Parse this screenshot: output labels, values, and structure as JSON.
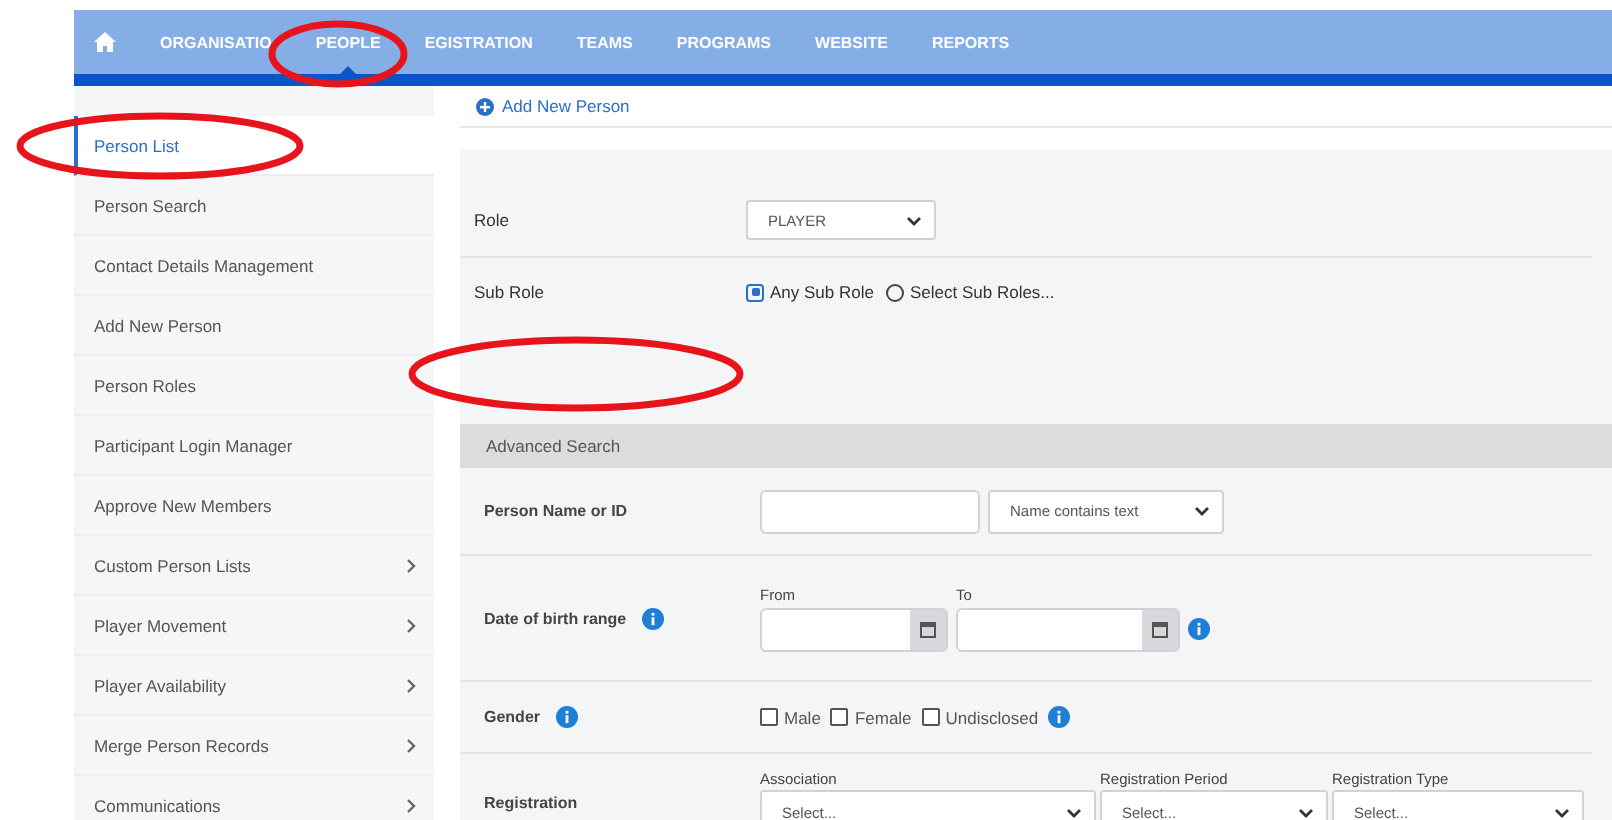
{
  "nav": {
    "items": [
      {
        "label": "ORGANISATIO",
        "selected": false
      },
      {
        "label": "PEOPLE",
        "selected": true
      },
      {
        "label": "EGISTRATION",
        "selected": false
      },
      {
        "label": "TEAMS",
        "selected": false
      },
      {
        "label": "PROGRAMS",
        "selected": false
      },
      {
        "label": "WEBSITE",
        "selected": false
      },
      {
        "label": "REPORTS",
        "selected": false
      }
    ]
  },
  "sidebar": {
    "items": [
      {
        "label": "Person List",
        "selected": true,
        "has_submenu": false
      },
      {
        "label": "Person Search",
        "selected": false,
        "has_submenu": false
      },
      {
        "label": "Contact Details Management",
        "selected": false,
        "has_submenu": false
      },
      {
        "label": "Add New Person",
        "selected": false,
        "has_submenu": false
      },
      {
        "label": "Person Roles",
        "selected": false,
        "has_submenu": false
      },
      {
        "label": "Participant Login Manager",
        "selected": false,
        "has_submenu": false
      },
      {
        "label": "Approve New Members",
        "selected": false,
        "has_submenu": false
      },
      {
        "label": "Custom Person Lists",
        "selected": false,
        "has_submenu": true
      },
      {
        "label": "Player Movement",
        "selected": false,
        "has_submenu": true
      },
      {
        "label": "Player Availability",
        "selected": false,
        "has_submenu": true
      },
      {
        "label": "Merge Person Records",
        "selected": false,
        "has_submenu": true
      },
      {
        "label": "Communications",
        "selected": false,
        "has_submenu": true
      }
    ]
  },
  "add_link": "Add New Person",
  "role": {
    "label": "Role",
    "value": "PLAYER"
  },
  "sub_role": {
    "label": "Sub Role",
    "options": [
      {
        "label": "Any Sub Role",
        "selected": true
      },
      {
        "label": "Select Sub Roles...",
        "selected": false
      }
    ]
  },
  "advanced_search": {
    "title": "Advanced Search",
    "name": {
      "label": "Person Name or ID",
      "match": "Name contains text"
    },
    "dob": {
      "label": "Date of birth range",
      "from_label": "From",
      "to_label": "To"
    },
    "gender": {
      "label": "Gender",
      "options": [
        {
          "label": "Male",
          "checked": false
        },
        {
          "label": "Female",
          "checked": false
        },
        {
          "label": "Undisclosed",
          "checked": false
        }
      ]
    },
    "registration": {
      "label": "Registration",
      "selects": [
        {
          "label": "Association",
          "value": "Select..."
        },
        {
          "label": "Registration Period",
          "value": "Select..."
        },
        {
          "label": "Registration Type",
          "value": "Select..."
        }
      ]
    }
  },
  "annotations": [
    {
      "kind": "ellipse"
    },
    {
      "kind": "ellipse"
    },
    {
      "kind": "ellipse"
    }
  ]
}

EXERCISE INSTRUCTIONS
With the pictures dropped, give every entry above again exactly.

REPLY TO THE TASK
Parse this screenshot: output labels, values, and structure as JSON.
{
  "nav": {
    "items": [
      {
        "label": "ORGANISATIO",
        "selected": false
      },
      {
        "label": "PEOPLE",
        "selected": true
      },
      {
        "label": "EGISTRATION",
        "selected": false
      },
      {
        "label": "TEAMS",
        "selected": false
      },
      {
        "label": "PROGRAMS",
        "selected": false
      },
      {
        "label": "WEBSITE",
        "selected": false
      },
      {
        "label": "REPORTS",
        "selected": false
      }
    ]
  },
  "sidebar": {
    "items": [
      {
        "label": "Person List",
        "selected": true,
        "has_submenu": false
      },
      {
        "label": "Person Search",
        "selected": false,
        "has_submenu": false
      },
      {
        "label": "Contact Details Management",
        "selected": false,
        "has_submenu": false
      },
      {
        "label": "Add New Person",
        "selected": false,
        "has_submenu": false
      },
      {
        "label": "Person Roles",
        "selected": false,
        "has_submenu": false
      },
      {
        "label": "Participant Login Manager",
        "selected": false,
        "has_submenu": false
      },
      {
        "label": "Approve New Members",
        "selected": false,
        "has_submenu": false
      },
      {
        "label": "Custom Person Lists",
        "selected": false,
        "has_submenu": true
      },
      {
        "label": "Player Movement",
        "selected": false,
        "has_submenu": true
      },
      {
        "label": "Player Availability",
        "selected": false,
        "has_submenu": true
      },
      {
        "label": "Merge Person Records",
        "selected": false,
        "has_submenu": true
      },
      {
        "label": "Communications",
        "selected": false,
        "has_submenu": true
      }
    ]
  },
  "add_link": "Add New Person",
  "role": {
    "label": "Role",
    "value": "PLAYER"
  },
  "sub_role": {
    "label": "Sub Role",
    "options": [
      {
        "label": "Any Sub Role",
        "selected": true
      },
      {
        "label": "Select Sub Roles...",
        "selected": false
      }
    ]
  },
  "advanced_search": {
    "title": "Advanced Search",
    "name": {
      "label": "Person Name or ID",
      "match": "Name contains text"
    },
    "dob": {
      "label": "Date of birth range",
      "from_label": "From",
      "to_label": "To"
    },
    "gender": {
      "label": "Gender",
      "options": [
        {
          "label": "Male",
          "checked": false
        },
        {
          "label": "Female",
          "checked": false
        },
        {
          "label": "Undisclosed",
          "checked": false
        }
      ]
    },
    "registration": {
      "label": "Registration",
      "selects": [
        {
          "label": "Association",
          "value": "Select..."
        },
        {
          "label": "Registration Period",
          "value": "Select..."
        },
        {
          "label": "Registration Type",
          "value": "Select..."
        }
      ]
    }
  },
  "annotations": [
    {
      "kind": "ellipse"
    },
    {
      "kind": "ellipse"
    },
    {
      "kind": "ellipse"
    }
  ]
}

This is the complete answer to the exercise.